THE central-based Sijil Pelajaran Malaysia examination is being conducted now. Tomorrow, the results of another central-based evaluation, Ujian Pencapaian Sekolah Rendah, will be announced. Finally, next month, the results of the third central-based evaluation, Penilaian Menengah Rendah (PMR), will come out.
This is the last year for the PMR. From next year, Pentaksiran Berasaskan Sekolah Menengah Rendah (PBSMR), an "improved version of PMR" (NST, Oct 4), will be carried out. All three central-based evaluations have been part and parcel of the education system for a long time.
As their names imply, these evaluations are standardised (meaning all students in Malaysia sit for them), questions for subjects are set by the Examination Board, exams are conducted simultaneously across the country by teacher-invigilators not in the school they teach in, answer scripts corrected by examiners (not from the students' school), and finally, the results are supposed to be reflective of the students' achievements.
The rigour of precautions taken by the Education Ministry indicates that students' grades are reliable. For example, an "A" grade of a student who studied in a rural school is equivalent to an "A" of a student who studied in an urban school.
In short, Malaysian society will have an overall view of the success or not, of students having gone through the education system with a common curriculum.
However, the trend around the world is to move from central-based to school-based or aspects of school-based (taking small steps at a time so to speak) student evaluation or assessment (SBE).
The Malaysia Education Blueprint is taking these small steps when PMR becomes PBSMR. The main features of SBE is that the central Examination Board will only give guidelines. As such, the schools run the examinations, formulate the examination papers (questions), school teachers mark these papers and accordingly grade and provide the students' results.
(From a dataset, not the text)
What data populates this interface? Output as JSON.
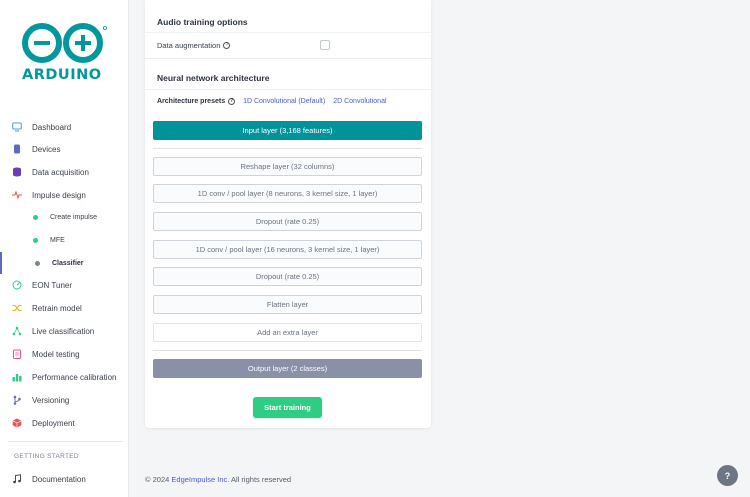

Generally, therefore exam questions from one school to another can be different. Positively, this is empowerment: schools become more responsible for student evaluation and no more dependent on an "outside" body/agency.
Why this trend? Top of the reasons, I suppose, is that there are real disadvantages to some students in central-based evaluation.
For example, it is said to be unfair as students in rural schools differ from those in urban schools; grading them with a standard instrument is not reflective of actual ability.
For a student in a rural area to get an "A" in English Language would probably mean more hard work for both student and teacher, while the urban student with access to tuition, exposure to spoken English via media (books, television) and speaking English with friends, has an advantage to score an "A" easily. As such, the ability to study harder, to allocate more time to study or have less help are not known elements in the score/grade.
However, for the blueprint to make a move from central to school-based evaluation is indeed a paradigm shift!
The ministry has to be absolutely clear about implementation. The stakeholders (students) must not unwittingly be "losers". Conducted incorrectly, SBE can be abused, manipulated and any grades/results of students may be worse i.e. less reflective of what they are, than from the central-based evaluation.
But let us not be pessimistic. Generally, teachers say that the most important objective of SBE is to enable them to evaluate their students in a diagnostic manner whereby learning weaknesses and strengths can be detected. This allows teachers to help overcome the learning problems so that these do not accumulate, thus making learning more and more difficult and lead the students to fail and drop out of school.
At the same time, students' strengths can be harnessed and lead them to lay the foundations of their interests for career purposes.
So, the stress on SBE essentially is that students' learning is constantly monitored which is not possible with the central-based evaluation. The latter is a "one-shot do or die" thing -- if you score well, your future is brighter but if you do not, you are deemed "not too smart" which can be far from the truth actually. Maybe you are just not an "exam person" or you just did not know how to overcome your learning problems.
As with many educational ideas, teachers know the worth and potential of SBE but telling them to actually practise and implement it is a tall order. The fear is if it is not properly conducted, the SBE will take the form of a mini central-based evaluation where the goal of being diagnostic in nature is lost.
Finally, innocent students should not be "victimised" if SBE cannot be used to measure their capabilities. Instead, it might be better and wiser to improve the central-based evaluation strategy.
Zaleha Izhab, Kuala Lumpur New Straits Times Letters to the Editor 13/11/2013